- _Exercise requirements_: An exact reproduction of all entries is expected.

- _Source records_:
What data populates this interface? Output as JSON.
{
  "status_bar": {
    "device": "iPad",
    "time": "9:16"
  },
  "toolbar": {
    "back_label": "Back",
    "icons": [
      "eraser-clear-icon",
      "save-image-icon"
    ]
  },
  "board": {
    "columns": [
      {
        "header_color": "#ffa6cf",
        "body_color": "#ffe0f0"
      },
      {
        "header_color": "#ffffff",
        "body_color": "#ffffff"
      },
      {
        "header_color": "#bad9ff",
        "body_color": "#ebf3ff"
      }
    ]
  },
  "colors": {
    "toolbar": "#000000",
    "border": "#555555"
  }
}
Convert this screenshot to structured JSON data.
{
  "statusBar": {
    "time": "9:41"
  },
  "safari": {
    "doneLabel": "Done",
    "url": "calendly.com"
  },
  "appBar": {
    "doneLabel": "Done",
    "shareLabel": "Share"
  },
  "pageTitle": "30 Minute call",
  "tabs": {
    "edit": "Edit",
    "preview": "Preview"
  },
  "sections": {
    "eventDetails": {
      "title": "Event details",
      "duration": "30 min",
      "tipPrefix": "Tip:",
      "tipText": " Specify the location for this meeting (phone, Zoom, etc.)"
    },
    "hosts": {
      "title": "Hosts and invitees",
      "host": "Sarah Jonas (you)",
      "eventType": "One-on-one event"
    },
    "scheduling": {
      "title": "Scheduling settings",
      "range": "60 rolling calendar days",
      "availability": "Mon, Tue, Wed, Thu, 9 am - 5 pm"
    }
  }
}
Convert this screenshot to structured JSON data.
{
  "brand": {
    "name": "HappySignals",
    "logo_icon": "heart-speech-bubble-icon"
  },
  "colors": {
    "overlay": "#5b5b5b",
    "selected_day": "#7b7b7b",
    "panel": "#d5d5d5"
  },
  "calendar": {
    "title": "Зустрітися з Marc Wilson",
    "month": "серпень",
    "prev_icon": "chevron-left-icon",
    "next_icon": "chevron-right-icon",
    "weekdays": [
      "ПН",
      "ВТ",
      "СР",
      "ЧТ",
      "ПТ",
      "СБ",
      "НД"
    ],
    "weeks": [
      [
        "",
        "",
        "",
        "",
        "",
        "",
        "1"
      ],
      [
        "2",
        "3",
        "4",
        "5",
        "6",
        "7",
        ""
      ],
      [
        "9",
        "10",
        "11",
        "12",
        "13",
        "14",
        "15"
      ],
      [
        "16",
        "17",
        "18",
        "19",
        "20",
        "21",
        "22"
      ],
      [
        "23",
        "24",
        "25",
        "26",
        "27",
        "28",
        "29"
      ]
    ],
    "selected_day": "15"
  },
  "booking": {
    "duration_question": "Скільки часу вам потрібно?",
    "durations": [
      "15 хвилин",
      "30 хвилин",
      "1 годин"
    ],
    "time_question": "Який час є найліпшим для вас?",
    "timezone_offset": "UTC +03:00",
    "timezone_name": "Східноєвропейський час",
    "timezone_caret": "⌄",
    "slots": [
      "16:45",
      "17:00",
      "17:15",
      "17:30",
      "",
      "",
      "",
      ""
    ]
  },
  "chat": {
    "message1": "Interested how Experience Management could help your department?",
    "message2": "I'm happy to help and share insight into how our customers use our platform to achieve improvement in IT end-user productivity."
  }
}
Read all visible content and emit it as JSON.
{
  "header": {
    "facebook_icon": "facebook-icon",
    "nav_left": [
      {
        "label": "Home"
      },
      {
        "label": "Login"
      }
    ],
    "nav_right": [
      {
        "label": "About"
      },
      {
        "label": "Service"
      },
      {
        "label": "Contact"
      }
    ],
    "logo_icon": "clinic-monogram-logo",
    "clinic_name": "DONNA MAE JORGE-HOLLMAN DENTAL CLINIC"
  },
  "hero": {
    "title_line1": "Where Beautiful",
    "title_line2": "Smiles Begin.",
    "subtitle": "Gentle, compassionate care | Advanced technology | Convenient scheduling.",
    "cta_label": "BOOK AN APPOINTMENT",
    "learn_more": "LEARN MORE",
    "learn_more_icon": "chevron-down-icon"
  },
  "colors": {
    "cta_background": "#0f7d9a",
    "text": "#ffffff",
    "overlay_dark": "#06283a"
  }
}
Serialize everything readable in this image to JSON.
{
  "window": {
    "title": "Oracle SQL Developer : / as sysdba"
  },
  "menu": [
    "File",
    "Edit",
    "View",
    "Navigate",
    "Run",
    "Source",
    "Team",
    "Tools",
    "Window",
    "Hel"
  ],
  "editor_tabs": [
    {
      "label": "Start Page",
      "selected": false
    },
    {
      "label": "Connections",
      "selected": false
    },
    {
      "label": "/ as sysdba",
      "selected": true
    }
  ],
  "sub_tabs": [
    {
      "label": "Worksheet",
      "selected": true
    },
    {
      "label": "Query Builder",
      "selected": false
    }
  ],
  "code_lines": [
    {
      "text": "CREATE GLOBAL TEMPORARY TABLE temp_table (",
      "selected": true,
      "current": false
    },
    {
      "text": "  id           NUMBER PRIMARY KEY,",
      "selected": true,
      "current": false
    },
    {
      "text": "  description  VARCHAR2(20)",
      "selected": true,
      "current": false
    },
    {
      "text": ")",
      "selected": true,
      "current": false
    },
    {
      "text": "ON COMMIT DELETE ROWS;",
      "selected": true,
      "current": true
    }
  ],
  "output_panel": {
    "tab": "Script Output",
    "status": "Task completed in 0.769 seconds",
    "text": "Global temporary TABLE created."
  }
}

- _Result for this task_:
What data populates this interface? Output as JSON.
{
  "status_bar": {
    "device": "iPad",
    "time": "9:16"
  },
  "toolbar": {
    "back_label": "Back",
    "icons": [
      "eraser-clear-icon",
      "save-image-icon"
    ]
  },
  "board": {
    "columns": [
      {
        "header_color": "#ffa6cf",
        "body_color": "#ffe0f0"
      },
      {
        "header_color": "#ffffff",
        "body_color": "#ffffff"
      },
      {
        "header_color": "#bad9ff",
        "body_color": "#ebf3ff"
      }
    ]
  },
  "colors": {
    "toolbar": "#000000",
    "border": "#555555"
  }
}
Convert this screenshot to structured JSON data.
{
  "statusBar": {
    "time": "9:41"
  },
  "safari": {
    "doneLabel": "Done",
    "url": "calendly.com"
  },
  "appBar": {
    "doneLabel": "Done",
    "shareLabel": "Share"
  },
  "pageTitle": "30 Minute call",
  "tabs": {
    "edit": "Edit",
    "preview": "Preview"
  },
  "sections": {
    "eventDetails": {
      "title": "Event details",
      "duration": "30 min",
      "tipPrefix": "Tip:",
      "tipText": " Specify the location for this meeting (phone, Zoom, etc.)"
    },
    "hosts": {
      "title": "Hosts and invitees",
      "host": "Sarah Jonas (you)",
      "eventType": "One-on-one event"
    },
    "scheduling": {
      "title": "Scheduling settings",
      "range": "60 rolling calendar days",
      "availability": "Mon, Tue, Wed, Thu, 9 am - 5 pm"
    }
  }
}
Convert this screenshot to structured JSON data.
{
  "brand": {
    "name": "HappySignals",
    "logo_icon": "heart-speech-bubble-icon"
  },
  "colors": {
    "overlay": "#5b5b5b",
    "selected_day": "#7b7b7b",
    "panel": "#d5d5d5"
  },
  "calendar": {
    "title": "Зустрітися з Marc Wilson",
    "month": "серпень",
    "prev_icon": "chevron-left-icon",
    "next_icon": "chevron-right-icon",
    "weekdays": [
      "ПН",
      "ВТ",
      "СР",
      "ЧТ",
      "ПТ",
      "СБ",
      "НД"
    ],
    "weeks": [
      [
        "",
        "",
        "",
        "",
        "",
        "",
        "1"
      ],
      [
        "2",
        "3",
        "4",
        "5",
        "6",
        "7",
        ""
      ],
      [
        "9",
        "10",
        "11",
        "12",
        "13",
        "14",
        "15"
      ],
      [
        "16",
        "17",
        "18",
        "19",
        "20",
        "21",
        "22"
      ],
      [
        "23",
        "24",
        "25",
        "26",
        "27",
        "28",
        "29"
      ]
    ],
    "selected_day": "15"
  },
  "booking": {
    "duration_question": "Скільки часу вам потрібно?",
    "durations": [
      "15 хвилин",
      "30 хвилин",
      "1 годин"
    ],
    "time_question": "Який час є найліпшим для вас?",
    "timezone_offset": "UTC +03:00",
    "timezone_name": "Східноєвропейський час",
    "timezone_caret": "⌄",
    "slots": [
      "16:45",
      "17:00",
      "17:15",
      "17:30",
      "",
      "",
      "",
      ""
    ]
  },
  "chat": {
    "message1": "Interested how Experience Management could help your department?",
    "message2": "I'm happy to help and share insight into how our customers use our platform to achieve improvement in IT end-user productivity."
  }
}
Read all visible content and emit it as JSON.
{
  "header": {
    "facebook_icon": "facebook-icon",
    "nav_left": [
      {
        "label": "Home"
      },
      {
        "label": "Login"
      }
    ],
    "nav_right": [
      {
        "label": "About"
      },
      {
        "label": "Service"
      },
      {
        "label": "Contact"
      }
    ],
    "logo_icon": "clinic-monogram-logo",
    "clinic_name": "DONNA MAE JORGE-HOLLMAN DENTAL CLINIC"
  },
  "hero": {
    "title_line1": "Where Beautiful",
    "title_line2": "Smiles Begin.",
    "subtitle": "Gentle, compassionate care | Advanced technology | Convenient scheduling.",
    "cta_label": "BOOK AN APPOINTMENT",
    "learn_more": "LEARN MORE",
    "learn_more_icon": "chevron-down-icon"
  },
  "colors": {
    "cta_background": "#0f7d9a",
    "text": "#ffffff",
    "overlay_dark": "#06283a"
  }
}
Serialize everything readable in this image to JSON.
{
  "window": {
    "title": "Oracle SQL Developer : / as sysdba"
  },
  "menu": [
    "File",
    "Edit",
    "View",
    "Navigate",
    "Run",
    "Source",
    "Team",
    "Tools",
    "Window",
    "Hel"
  ],
  "editor_tabs": [
    {
      "label": "Start Page",
      "selected": false
    },
    {
      "label": "Connections",
      "selected": false
    },
    {
      "label": "/ as sysdba",
      "selected": true
    }
  ],
  "sub_tabs": [
    {
      "label": "Worksheet",
      "selected": true
    },
    {
      "label": "Query Builder",
      "selected": false
    }
  ],
  "code_lines": [
    {
      "text": "CREATE GLOBAL TEMPORARY TABLE temp_table (",
      "selected": true,
      "current": false
    },
    {
      "text": "  id           NUMBER PRIMARY KEY,",
      "selected": true,
      "current": false
    },
    {
      "text": "  description  VARCHAR2(20)",
      "selected": true,
      "current": false
    },
    {
      "text": ")",
      "selected": true,
      "current": false
    },
    {
      "text": "ON COMMIT DELETE ROWS;",
      "selected": true,
      "current": true
    }
  ],
  "output_panel": {
    "tab": "Script Output",
    "status": "Task completed in 0.769 seconds",
    "text": "Global temporary TABLE created."
  }
}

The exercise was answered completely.